## WHAT IS NEEDED
The required result is each line of the entries below containing the string "JSON".

## INPUT MATERIAL
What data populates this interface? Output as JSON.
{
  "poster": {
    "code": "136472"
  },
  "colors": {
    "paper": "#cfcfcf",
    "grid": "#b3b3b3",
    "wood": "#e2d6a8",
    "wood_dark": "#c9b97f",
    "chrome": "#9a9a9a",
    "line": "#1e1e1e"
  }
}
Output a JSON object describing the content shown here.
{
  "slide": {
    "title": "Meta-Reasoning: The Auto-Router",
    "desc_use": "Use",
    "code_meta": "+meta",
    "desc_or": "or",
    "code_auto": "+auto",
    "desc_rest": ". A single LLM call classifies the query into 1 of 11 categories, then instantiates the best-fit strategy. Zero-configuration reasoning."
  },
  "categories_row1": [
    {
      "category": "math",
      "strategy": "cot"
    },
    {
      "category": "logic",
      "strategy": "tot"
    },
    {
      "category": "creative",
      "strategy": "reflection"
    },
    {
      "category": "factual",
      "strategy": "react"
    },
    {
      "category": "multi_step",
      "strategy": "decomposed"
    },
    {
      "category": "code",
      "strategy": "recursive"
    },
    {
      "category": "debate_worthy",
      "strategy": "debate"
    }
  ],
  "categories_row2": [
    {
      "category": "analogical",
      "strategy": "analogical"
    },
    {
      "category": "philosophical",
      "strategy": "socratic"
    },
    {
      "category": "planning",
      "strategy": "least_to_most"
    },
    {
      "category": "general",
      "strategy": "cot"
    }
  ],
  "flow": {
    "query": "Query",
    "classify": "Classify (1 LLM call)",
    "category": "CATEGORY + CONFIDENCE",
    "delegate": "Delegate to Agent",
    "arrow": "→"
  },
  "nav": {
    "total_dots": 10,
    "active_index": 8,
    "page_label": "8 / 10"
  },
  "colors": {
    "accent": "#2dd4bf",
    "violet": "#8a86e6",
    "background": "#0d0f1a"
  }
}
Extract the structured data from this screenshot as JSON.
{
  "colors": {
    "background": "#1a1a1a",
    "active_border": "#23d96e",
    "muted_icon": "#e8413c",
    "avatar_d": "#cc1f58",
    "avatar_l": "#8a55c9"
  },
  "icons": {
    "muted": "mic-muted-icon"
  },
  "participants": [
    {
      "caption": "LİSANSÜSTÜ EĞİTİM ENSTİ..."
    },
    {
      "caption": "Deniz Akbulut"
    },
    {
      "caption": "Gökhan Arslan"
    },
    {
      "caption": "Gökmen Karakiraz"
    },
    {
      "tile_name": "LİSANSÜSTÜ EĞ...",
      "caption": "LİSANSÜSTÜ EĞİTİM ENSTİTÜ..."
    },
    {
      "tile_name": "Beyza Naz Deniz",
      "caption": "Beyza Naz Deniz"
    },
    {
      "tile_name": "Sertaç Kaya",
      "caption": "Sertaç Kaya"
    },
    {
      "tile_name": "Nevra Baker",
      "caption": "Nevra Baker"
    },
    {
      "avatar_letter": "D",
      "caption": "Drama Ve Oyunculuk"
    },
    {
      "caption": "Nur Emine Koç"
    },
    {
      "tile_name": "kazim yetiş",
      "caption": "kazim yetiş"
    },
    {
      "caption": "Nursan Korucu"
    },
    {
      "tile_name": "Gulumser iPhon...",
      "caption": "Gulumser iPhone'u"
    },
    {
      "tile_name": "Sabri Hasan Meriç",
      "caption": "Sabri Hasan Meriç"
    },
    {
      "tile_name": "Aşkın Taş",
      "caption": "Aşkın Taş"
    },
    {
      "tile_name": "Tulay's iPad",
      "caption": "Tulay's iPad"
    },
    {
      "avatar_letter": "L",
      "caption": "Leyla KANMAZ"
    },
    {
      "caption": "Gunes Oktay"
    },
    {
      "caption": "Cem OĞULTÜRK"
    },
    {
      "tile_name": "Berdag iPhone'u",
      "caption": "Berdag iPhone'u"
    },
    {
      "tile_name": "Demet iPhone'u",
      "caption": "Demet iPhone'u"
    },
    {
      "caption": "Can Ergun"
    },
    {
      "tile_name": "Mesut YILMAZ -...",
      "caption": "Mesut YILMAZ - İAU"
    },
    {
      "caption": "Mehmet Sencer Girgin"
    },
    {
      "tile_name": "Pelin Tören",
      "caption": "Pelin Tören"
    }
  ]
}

## YOUR SOLUTION
What data populates this interface? Output as JSON.
Output a JSON object describing the content shown here.
Extract the structured data from this screenshot as JSON.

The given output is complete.